3. Wil Myers’ 4/17 three-run homer off Brian Schlitter (.518). This seventh-inning homer made it 5-4 Padres and spoiled Kris Bryant’s much-hyped debut at Wrigley. Bryant himself struggled that day, going 0-for-4 with three strikeouts. As expected, though, Bryant took off in the weeks to come, putting to rest the tired story about his call-up and service time. Schlitter wasn’t so lucky, and made his last appearance for the Cubs on June 14th.
Key Moment: This season’s key moment was Jake Arrieta’s Wild Card game start in Pittsburgh, on Wednesday, October 7th. In the Cubs’ highest-leverage game since at least 2008, Arrieta produced a typically dominant performance with something just a bit less than his best stuff. He threw a complete-game shutout, with eleven strikeouts, no walks, and only four hits. He also drew a HBP and stole a base in the Cubs’ 4-0 victory.
This start in Pittsburgh capped off a well-documented run of dominance that it is still worth taking (at least) one more look at. On the season, Arrieta put up a 1.77 ERA/2.31 DRA slash line and a DRA-based WARP of 7.41. That’s of course ridiculous in and of itself, but what Arrieta did over the last several months of the season is nothing short of historic.

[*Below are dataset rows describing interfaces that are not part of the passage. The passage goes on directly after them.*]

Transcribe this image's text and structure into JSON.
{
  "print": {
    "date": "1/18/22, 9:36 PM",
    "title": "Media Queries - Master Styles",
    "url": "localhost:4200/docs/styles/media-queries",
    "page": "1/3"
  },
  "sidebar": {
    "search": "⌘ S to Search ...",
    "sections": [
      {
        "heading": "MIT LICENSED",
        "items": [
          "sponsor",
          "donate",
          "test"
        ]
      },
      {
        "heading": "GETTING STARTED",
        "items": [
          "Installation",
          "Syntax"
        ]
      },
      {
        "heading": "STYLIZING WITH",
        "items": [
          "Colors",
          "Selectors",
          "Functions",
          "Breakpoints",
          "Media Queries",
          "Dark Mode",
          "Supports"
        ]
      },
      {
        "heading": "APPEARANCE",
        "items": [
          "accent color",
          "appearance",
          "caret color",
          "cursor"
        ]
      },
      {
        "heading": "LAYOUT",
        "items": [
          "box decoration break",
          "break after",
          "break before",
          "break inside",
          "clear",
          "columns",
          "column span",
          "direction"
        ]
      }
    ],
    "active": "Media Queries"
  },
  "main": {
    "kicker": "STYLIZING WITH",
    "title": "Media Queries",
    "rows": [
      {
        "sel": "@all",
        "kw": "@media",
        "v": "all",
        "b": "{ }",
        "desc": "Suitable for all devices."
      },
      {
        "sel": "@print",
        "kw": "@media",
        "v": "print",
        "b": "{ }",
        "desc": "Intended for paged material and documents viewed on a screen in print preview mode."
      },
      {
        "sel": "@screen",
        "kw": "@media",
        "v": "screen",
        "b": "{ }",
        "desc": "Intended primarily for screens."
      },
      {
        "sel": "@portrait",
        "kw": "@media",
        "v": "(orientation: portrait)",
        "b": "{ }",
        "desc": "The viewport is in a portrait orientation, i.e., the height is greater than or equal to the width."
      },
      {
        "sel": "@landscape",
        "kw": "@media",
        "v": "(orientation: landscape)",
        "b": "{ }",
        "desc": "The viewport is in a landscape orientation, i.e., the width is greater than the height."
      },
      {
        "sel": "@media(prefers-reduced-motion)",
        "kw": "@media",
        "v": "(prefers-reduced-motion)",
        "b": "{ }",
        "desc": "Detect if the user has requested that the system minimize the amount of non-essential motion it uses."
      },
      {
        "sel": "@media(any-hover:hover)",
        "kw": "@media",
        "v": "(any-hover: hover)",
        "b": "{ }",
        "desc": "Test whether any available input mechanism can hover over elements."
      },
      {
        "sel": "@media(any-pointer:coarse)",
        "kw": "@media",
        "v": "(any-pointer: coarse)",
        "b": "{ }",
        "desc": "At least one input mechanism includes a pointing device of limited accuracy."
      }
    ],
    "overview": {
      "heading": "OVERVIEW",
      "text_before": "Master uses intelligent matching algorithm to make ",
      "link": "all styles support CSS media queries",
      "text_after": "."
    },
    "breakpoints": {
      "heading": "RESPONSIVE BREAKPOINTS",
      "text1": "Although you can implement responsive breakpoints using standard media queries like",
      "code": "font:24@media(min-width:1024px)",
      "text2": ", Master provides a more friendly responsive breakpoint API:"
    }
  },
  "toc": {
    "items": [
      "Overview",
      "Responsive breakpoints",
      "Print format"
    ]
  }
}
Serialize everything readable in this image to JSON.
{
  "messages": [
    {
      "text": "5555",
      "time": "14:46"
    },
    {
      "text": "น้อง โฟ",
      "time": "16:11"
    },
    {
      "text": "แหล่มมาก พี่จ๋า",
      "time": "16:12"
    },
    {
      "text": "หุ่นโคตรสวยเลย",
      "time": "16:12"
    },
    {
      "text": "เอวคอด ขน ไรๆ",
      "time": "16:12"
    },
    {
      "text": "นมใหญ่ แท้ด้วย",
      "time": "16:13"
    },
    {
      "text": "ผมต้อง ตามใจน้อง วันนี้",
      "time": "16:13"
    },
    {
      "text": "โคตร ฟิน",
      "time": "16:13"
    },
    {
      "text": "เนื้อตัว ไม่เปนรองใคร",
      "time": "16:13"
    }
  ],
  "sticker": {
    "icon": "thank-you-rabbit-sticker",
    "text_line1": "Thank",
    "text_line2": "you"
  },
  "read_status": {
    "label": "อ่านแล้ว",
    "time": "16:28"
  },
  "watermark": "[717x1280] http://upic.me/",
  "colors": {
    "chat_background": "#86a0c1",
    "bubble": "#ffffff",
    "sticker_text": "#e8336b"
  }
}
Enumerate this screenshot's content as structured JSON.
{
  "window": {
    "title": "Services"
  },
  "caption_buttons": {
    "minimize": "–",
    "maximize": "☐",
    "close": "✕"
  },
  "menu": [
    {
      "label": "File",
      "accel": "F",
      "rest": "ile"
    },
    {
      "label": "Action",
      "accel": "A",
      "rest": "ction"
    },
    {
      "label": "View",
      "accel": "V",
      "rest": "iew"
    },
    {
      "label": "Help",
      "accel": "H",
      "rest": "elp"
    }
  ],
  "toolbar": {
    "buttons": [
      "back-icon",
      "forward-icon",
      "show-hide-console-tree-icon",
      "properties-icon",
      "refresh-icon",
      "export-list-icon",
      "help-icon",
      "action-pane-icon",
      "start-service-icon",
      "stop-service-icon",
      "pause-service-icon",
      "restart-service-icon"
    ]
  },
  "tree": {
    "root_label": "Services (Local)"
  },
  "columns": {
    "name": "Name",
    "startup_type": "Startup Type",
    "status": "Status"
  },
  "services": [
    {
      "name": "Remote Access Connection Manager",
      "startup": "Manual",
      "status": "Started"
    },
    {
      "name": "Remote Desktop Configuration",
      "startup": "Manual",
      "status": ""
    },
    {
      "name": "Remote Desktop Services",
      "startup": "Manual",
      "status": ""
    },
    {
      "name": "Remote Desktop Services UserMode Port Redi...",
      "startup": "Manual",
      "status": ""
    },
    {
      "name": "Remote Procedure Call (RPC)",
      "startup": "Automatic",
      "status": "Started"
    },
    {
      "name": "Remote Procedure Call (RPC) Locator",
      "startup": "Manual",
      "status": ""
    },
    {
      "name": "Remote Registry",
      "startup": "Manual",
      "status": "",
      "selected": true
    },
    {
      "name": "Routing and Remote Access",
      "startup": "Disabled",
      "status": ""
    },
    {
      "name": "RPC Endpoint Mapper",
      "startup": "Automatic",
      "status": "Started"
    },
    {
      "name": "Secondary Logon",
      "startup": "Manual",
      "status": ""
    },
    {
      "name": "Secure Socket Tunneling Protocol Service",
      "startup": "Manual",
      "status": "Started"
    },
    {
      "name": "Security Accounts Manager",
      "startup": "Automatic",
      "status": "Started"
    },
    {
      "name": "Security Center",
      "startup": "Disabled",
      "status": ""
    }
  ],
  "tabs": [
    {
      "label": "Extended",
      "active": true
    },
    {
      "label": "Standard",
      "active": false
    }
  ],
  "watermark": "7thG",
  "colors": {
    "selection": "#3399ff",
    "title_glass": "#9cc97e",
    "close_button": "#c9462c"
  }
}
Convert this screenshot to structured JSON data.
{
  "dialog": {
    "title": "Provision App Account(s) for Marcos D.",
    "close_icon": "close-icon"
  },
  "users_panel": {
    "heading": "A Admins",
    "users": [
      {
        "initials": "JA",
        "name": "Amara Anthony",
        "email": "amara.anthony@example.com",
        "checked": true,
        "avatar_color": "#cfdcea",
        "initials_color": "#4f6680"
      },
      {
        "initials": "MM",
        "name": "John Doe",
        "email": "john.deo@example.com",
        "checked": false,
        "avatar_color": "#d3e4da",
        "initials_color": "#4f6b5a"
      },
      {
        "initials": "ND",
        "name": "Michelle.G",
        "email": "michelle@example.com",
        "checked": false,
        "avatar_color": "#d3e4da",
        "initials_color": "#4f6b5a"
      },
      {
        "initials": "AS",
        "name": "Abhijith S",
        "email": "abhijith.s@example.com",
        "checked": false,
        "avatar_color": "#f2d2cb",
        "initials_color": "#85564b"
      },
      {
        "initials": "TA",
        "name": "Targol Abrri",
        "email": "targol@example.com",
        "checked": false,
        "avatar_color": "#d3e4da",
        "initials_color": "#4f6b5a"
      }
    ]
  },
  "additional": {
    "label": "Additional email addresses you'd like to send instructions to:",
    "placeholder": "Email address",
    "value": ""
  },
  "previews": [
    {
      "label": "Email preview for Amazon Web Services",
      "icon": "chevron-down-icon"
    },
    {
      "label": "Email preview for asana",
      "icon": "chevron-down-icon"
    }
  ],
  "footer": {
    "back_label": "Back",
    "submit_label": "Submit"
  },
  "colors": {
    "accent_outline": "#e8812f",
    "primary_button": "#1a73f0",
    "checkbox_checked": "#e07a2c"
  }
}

From August 1st through the Wild Card game, he threw 97 1/3 innings and allowed just four earned runs; that’s good for an ERA of 0.37. He had 100 strikeouts over that period, againast only 14 walks, and his run of dominance included a sparkling no-hitter against the Dodgers on the national stage.
Though Arrieta struggled a little bit in his final two postseason starts, there might be nobody in major-league baseball who is better physically and mentally equipped to learn from these outings and come back strong in 2016. His incredible 2015 made him a Cy Young frontrunner and a household name across the league. And on an October night in Pittsburgh, with the Cubs’ season hanging in the balance, he delivered the most important performance of Chicago’s season.
Trend to Watch: There are plenty of important trends to watch in the coming days. The Cubs are offensively deep and getting even better: will they trade from this position of strength to shore up a thinner pitching staff? (Rian Watt thinks so.) The Cubs enjoyed good health this season: could they survive an injury or two if they are not so lucky? The Cubs strike out a lot: does this matter in the playoffs? BP Wrigleyville will grapple with all of these trends and questions in the coming days.
Now though–big picture–here’s the most important trend of all: after their long protracted drought and their bottom-up organizational rebuild, the Chicago Cubs are winning playoff series! For the deserving Cubs fans who have waited through it all, there is finally something to celebrate in Wrigleyville. Here’s the video so that you can relive this one more time:
Here’s hoping the Cubs have many more scenes like this to savor in years to come. I have a hunch that they will.
Coming Next: Next comes what is sure to be a long, exciting, and important offseason. We here at Wrigleyville will strive to cover it from every angle and bring you the best analysis and reaction possible, from arbitration, through free agency and Winter Meeting trade rumors, to Joe Maddon’s presumably-very-ugly Christmas sweater (don’t let me down, Joe!). But what we’ll all really be waiting for is the coming of spring and the 2016 Cubs season. Pitchers and catchers will report in mid-February; Spring Training games will likely begin in earnest the first week of March. And then the Cubs will take the field in Anaheim on April 5th for Opening Day. We’re already anxious. Onward.
Lead photo courtesy Caylor Arnold—USA Today Sports.